**Work order:** Reproduce all of the entries below exactly, without images.

**Input records:**
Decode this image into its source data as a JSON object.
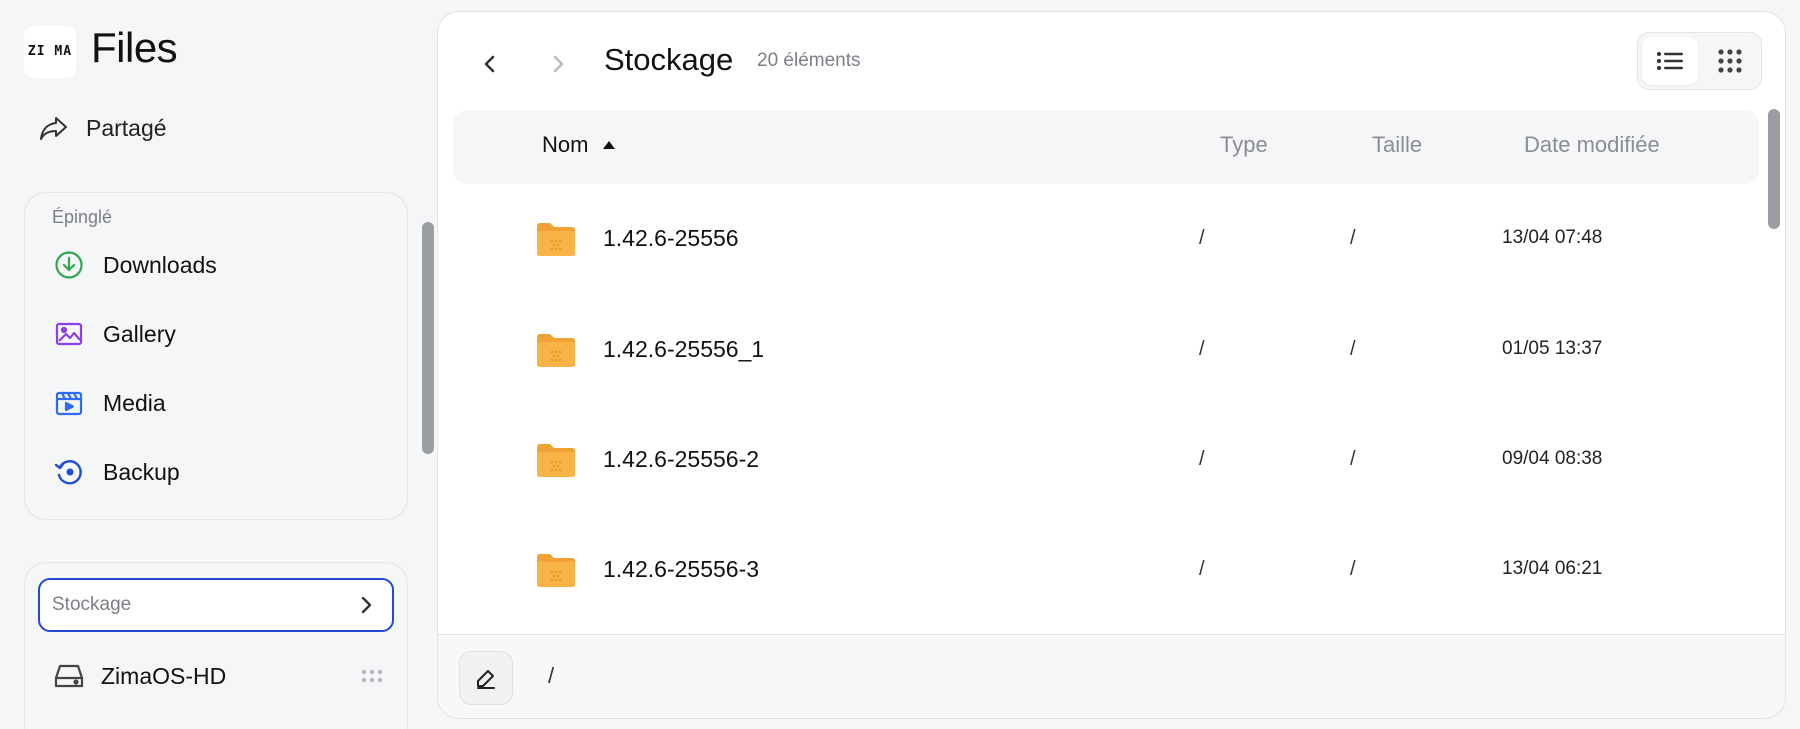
{
  "app": {
    "logo_text": "ZI MA",
    "title": "Files"
  },
  "sidebar": {
    "shared_label": "Partagé",
    "pinned": {
      "title": "Épinglé",
      "items": [
        {
          "label": "Downloads",
          "icon": "download-icon",
          "color": "#2fa84f"
        },
        {
          "label": "Gallery",
          "icon": "gallery-icon",
          "color": "#8a3ff0"
        },
        {
          "label": "Media",
          "icon": "media-icon",
          "color": "#2f6df0"
        },
        {
          "label": "Backup",
          "icon": "backup-icon",
          "color": "#1f4fd6"
        }
      ]
    },
    "storage": {
      "header_label": "Stockage",
      "disks": [
        {
          "label": "ZimaOS-HD",
          "icon": "hard-drive-icon"
        }
      ]
    }
  },
  "main": {
    "title": "Stockage",
    "item_count": "20 éléments",
    "view_mode": "list",
    "columns": {
      "name": "Nom",
      "type": "Type",
      "size": "Taille",
      "modified": "Date modifiée"
    },
    "sort": {
      "column": "name",
      "direction": "ascending"
    },
    "rows": [
      {
        "name": "1.42.6-25556",
        "type": "/",
        "size": "/",
        "modified": "13/04 07:48"
      },
      {
        "name": "1.42.6-25556_1",
        "type": "/",
        "size": "/",
        "modified": "01/05 13:37"
      },
      {
        "name": "1.42.6-25556-2",
        "type": "/",
        "size": "/",
        "modified": "09/04 08:38"
      },
      {
        "name": "1.42.6-25556-3",
        "type": "/",
        "size": "/",
        "modified": "13/04 06:21"
      }
    ],
    "footer_path": "/"
  },
  "colors": {
    "accent": "#2148d6",
    "folder": "#f5a93a"
  }
}
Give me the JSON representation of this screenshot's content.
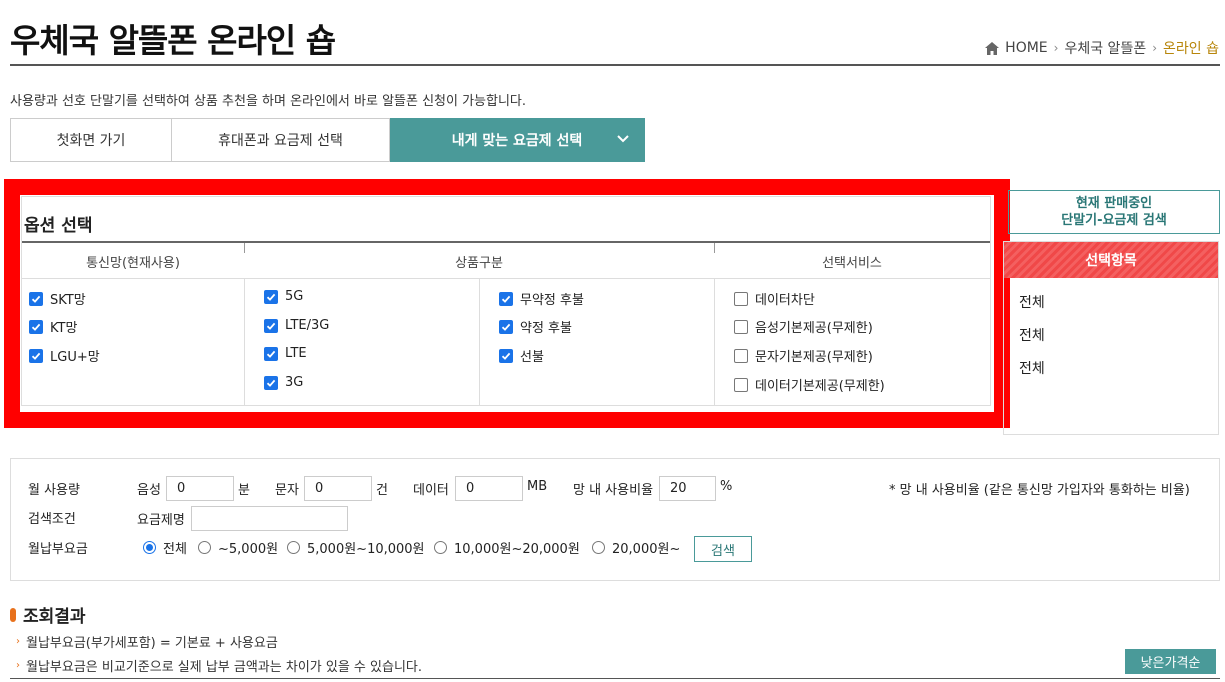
{
  "header": {
    "title": "우체국 알뜰폰 온라인 숍",
    "breadcrumb": [
      "HOME",
      "우체국 알뜰폰",
      "온라인 숍"
    ]
  },
  "intro": "사용량과 선호 단말기를 선택하여 상품 추천을 하며 온라인에서 바로 알뜰폰 신청이 가능합니다.",
  "steps": [
    "첫화면 가기",
    "휴대폰과 요금제 선택",
    "내게 맞는 요금제 선택"
  ],
  "options": {
    "title": "옵션 선택",
    "headers": [
      "통신망(현재사용)",
      "상품구분",
      "선택서비스"
    ],
    "network": [
      {
        "label": "SKT망",
        "checked": true
      },
      {
        "label": "KT망",
        "checked": true
      },
      {
        "label": "LGU+망",
        "checked": true
      }
    ],
    "tech": [
      {
        "label": "5G",
        "checked": true
      },
      {
        "label": "LTE/3G",
        "checked": true
      },
      {
        "label": "LTE",
        "checked": true
      },
      {
        "label": "3G",
        "checked": true
      }
    ],
    "payment": [
      {
        "label": "무약정 후불",
        "checked": true
      },
      {
        "label": "약정 후불",
        "checked": true
      },
      {
        "label": "선불",
        "checked": true
      }
    ],
    "services": [
      {
        "label": "데이터차단",
        "checked": false
      },
      {
        "label": "음성기본제공(무제한)",
        "checked": false
      },
      {
        "label": "문자기본제공(무제한)",
        "checked": false
      },
      {
        "label": "데이터기본제공(무제한)",
        "checked": false
      }
    ]
  },
  "side": {
    "search_button": [
      "현재 판매중인",
      "단말기-요금제 검색"
    ],
    "selected_header": "선택항목",
    "selected_items": [
      "전체",
      "전체",
      "전체"
    ]
  },
  "filter": {
    "usage_label": "월 사용량",
    "voice_label": "음성",
    "voice_value": "0",
    "voice_unit": "분",
    "sms_label": "문자",
    "sms_value": "0",
    "sms_unit": "건",
    "data_label": "데이터",
    "data_value": "0",
    "data_unit": "MB",
    "ratio_label": "망 내 사용비율",
    "ratio_value": "20",
    "ratio_unit": "%",
    "ratio_note": "* 망 내 사용비율 (같은 통신망 가입자와 통화하는 비율)",
    "cond_label": "검색조건",
    "plan_name_label": "요금제명",
    "plan_name_value": "",
    "fee_label": "월납부요금",
    "fee_options": [
      {
        "label": "전체",
        "selected": true
      },
      {
        "label": "~5,000원",
        "selected": false
      },
      {
        "label": "5,000원~10,000원",
        "selected": false
      },
      {
        "label": "10,000원~20,000원",
        "selected": false
      },
      {
        "label": "20,000원~",
        "selected": false
      }
    ],
    "search_label": "검색"
  },
  "results": {
    "title": "조회결과",
    "notes": [
      "월납부요금(부가세포함) = 기본료 + 사용요금",
      "월납부요금은 비교기준으로 실제 납부 금액과는 차이가 있을 수 있습니다."
    ],
    "low_price_label": "낮은가격순"
  },
  "colors": {
    "accent": "#4a9a99",
    "highlight": "#ff0000",
    "checkbox": "#1a73e8",
    "breadcrumb_current": "#b8860b"
  }
}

**Answer:**
Decode this image into its source data as a JSON object.
{
  "app": {
    "logo_text": "ZI MA",
    "title": "Files"
  },
  "sidebar": {
    "shared_label": "Partagé",
    "pinned": {
      "title": "Épinglé",
      "items": [
        {
          "label": "Downloads",
          "icon": "download-icon",
          "color": "#2fa84f"
        },
        {
          "label": "Gallery",
          "icon": "gallery-icon",
          "color": "#8a3ff0"
        },
        {
          "label": "Media",
          "icon": "media-icon",
          "color": "#2f6df0"
        },
        {
          "label": "Backup",
          "icon": "backup-icon",
          "color": "#1f4fd6"
        }
      ]
    },
    "storage": {
      "header_label": "Stockage",
      "disks": [
        {
          "label": "ZimaOS-HD",
          "icon": "hard-drive-icon"
        }
      ]
    }
  },
  "main": {
    "title": "Stockage",
    "item_count": "20 éléments",
    "view_mode": "list",
    "columns": {
      "name": "Nom",
      "type": "Type",
      "size": "Taille",
      "modified": "Date modifiée"
    },
    "sort": {
      "column": "name",
      "direction": "ascending"
    },
    "rows": [
      {
        "name": "1.42.6-25556",
        "type": "/",
        "size": "/",
        "modified": "13/04 07:48"
      },
      {
        "name": "1.42.6-25556_1",
        "type": "/",
        "size": "/",
        "modified": "01/05 13:37"
      },
      {
        "name": "1.42.6-25556-2",
        "type": "/",
        "size": "/",
        "modified": "09/04 08:38"
      },
      {
        "name": "1.42.6-25556-3",
        "type": "/",
        "size": "/",
        "modified": "13/04 06:21"
      }
    ],
    "footer_path": "/"
  },
  "colors": {
    "accent": "#2148d6",
    "folder": "#f5a93a"
  }
}
Give me the JSON representation of this screenshot's content.
{
  "header": {
    "title": "우체국 알뜰폰 온라인 숍",
    "breadcrumb": [
      "HOME",
      "우체국 알뜰폰",
      "온라인 숍"
    ]
  },
  "intro": "사용량과 선호 단말기를 선택하여 상품 추천을 하며 온라인에서 바로 알뜰폰 신청이 가능합니다.",
  "steps": [
    "첫화면 가기",
    "휴대폰과 요금제 선택",
    "내게 맞는 요금제 선택"
  ],
  "options": {
    "title": "옵션 선택",
    "headers": [
      "통신망(현재사용)",
      "상품구분",
      "선택서비스"
    ],
    "network": [
      {
        "label": "SKT망",
        "checked": true
      },
      {
        "label": "KT망",
        "checked": true
      },
      {
        "label": "LGU+망",
        "checked": true
      }
    ],
    "tech": [
      {
        "label": "5G",
        "checked": true
      },
      {
        "label": "LTE/3G",
        "checked": true
      },
      {
        "label": "LTE",
        "checked": true
      },
      {
        "label": "3G",
        "checked": true
      }
    ],
    "payment": [
      {
        "label": "무약정 후불",
        "checked": true
      },
      {
        "label": "약정 후불",
        "checked": true
      },
      {
        "label": "선불",
        "checked": true
      }
    ],
    "services": [
      {
        "label": "데이터차단",
        "checked": false
      },
      {
        "label": "음성기본제공(무제한)",
        "checked": false
      },
      {
        "label": "문자기본제공(무제한)",
        "checked": false
      },
      {
        "label": "데이터기본제공(무제한)",
        "checked": false
      }
    ]
  },
  "side": {
    "search_button": [
      "현재 판매중인",
      "단말기-요금제 검색"
    ],
    "selected_header": "선택항목",
    "selected_items": [
      "전체",
      "전체",
      "전체"
    ]
  },
  "filter": {
    "usage_label": "월 사용량",
    "voice_label": "음성",
    "voice_value": "0",
    "voice_unit": "분",
    "sms_label": "문자",
    "sms_value": "0",
    "sms_unit": "건",
    "data_label": "데이터",
    "data_value": "0",
    "data_unit": "MB",
    "ratio_label": "망 내 사용비율",
    "ratio_value": "20",
    "ratio_unit": "%",
    "ratio_note": "* 망 내 사용비율 (같은 통신망 가입자와 통화하는 비율)",
    "cond_label": "검색조건",
    "plan_name_label": "요금제명",
    "plan_name_value": "",
    "fee_label": "월납부요금",
    "fee_options": [
      {
        "label": "전체",
        "selected": true
      },
      {
        "label": "~5,000원",
        "selected": false
      },
      {
        "label": "5,000원~10,000원",
        "selected": false
      },
      {
        "label": "10,000원~20,000원",
        "selected": false
      },
      {
        "label": "20,000원~",
        "selected": false
      }
    ],
    "search_label": "검색"
  },
  "results": {
    "title": "조회결과",
    "notes": [
      "월납부요금(부가세포함) = 기본료 + 사용요금",
      "월납부요금은 비교기준으로 실제 납부 금액과는 차이가 있을 수 있습니다."
    ],
    "low_price_label": "낮은가격순"
  },
  "colors": {
    "accent": "#4a9a99",
    "highlight": "#ff0000",
    "checkbox": "#1a73e8",
    "breadcrumb_current": "#b8860b"
  }
}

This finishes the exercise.